Introduction to water on the kneeWater on the knee is a term used to explain swelling in the knee joint that occurs when fluid builds up in that area of the leg.
The lining of the knee joint capsule produces fluid that is used to lubricate the parts of the knee that need to move in order to enable a person to walk, and this fluid also nourishes the cartilage.
There are certain diseases or injuries that can cause the knee to produce too much fluid.
Direct injuries to the knee are usually the most common causes for water on the knee, as are infections and inflammatory diseases that affect these joints.
If a person does notice water on the knee, the best thing to do is to first contact a doctor, who will tell the person if it is the result of an injury or an infection. After this, the doctor will be able to recommend the proper therapy.
An infection can lead to very severe and permanent damage if it is not treated right away.
If it is some kind of a traumatic injury, the fluid inside the knee joint could also contain blood, but if it is an infection, there could be puss inside the knee as well.
If it is caused by an inflammatory disease such as arthritis, then there may be too many white bloods cells in the fluid.
Water on the knee can also become a chronic problem if not treated on time.
The most visible and obvious symptom of the condition is the swelling that occurs on the knee. When this occurs, the person will not be able to fully straighten the knee and there will be pain present constantly, which will be felt with every movement of the knee.
Other symptoms will occur, but they all depend on what is causing this main symptom of swelling.
When it is caused by osteoarthritis, it will be really hard and painful for people to stand and walk.
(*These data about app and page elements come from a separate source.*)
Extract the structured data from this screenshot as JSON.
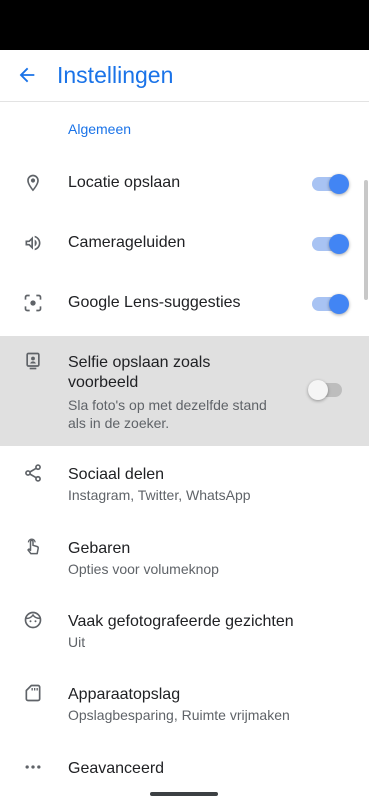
{
  "app": {
    "title": "Instellingen"
  },
  "section": {
    "header": "Algemeen"
  },
  "items": [
    {
      "icon": "location-pin-icon",
      "title": "Locatie opslaan",
      "toggle": "on"
    },
    {
      "icon": "volume-icon",
      "title": "Camerageluiden",
      "toggle": "on"
    },
    {
      "icon": "lens-icon",
      "title": "Google Lens-suggesties",
      "toggle": "on"
    },
    {
      "icon": "selfie-portrait-icon",
      "title_line1": "Selfie opslaan zoals",
      "title_line2": "voorbeeld",
      "subtitle_line1": "Sla foto's op met dezelfde stand",
      "subtitle_line2": "als in de zoeker.",
      "toggle": "off",
      "highlighted": true
    },
    {
      "icon": "share-icon",
      "title": "Sociaal delen",
      "subtitle": "Instagram, Twitter, WhatsApp"
    },
    {
      "icon": "gesture-hand-icon",
      "title": "Gebaren",
      "subtitle": "Opties voor volumeknop"
    },
    {
      "icon": "face-icon",
      "title": "Vaak gefotografeerde gezichten",
      "subtitle": "Uit"
    },
    {
      "icon": "sd-card-icon",
      "title": "Apparaatopslag",
      "subtitle": "Opslagbesparing, Ruimte vrijmaken"
    },
    {
      "icon": "more-horiz-icon",
      "title": "Geavanceerd"
    }
  ],
  "colors": {
    "accent": "#1a73e8",
    "toggle_on": "#4285f4",
    "highlight_bg": "#e0e0e0"
  }
}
When it is an inflammation, then the knee will not only be swollen, but also hot, red and painful.
The most common cause is an acute injury or an overuse of the knee. When the tissue in the knee is damaged from an injury, the fluid from the tissue will begin to leak and fill the area around the knee joint.
As mentioned previously, other possible causes can be infections that spread to the knee or inflammatory issues such as arthritis that are causing the build up of excess fluid in the joint.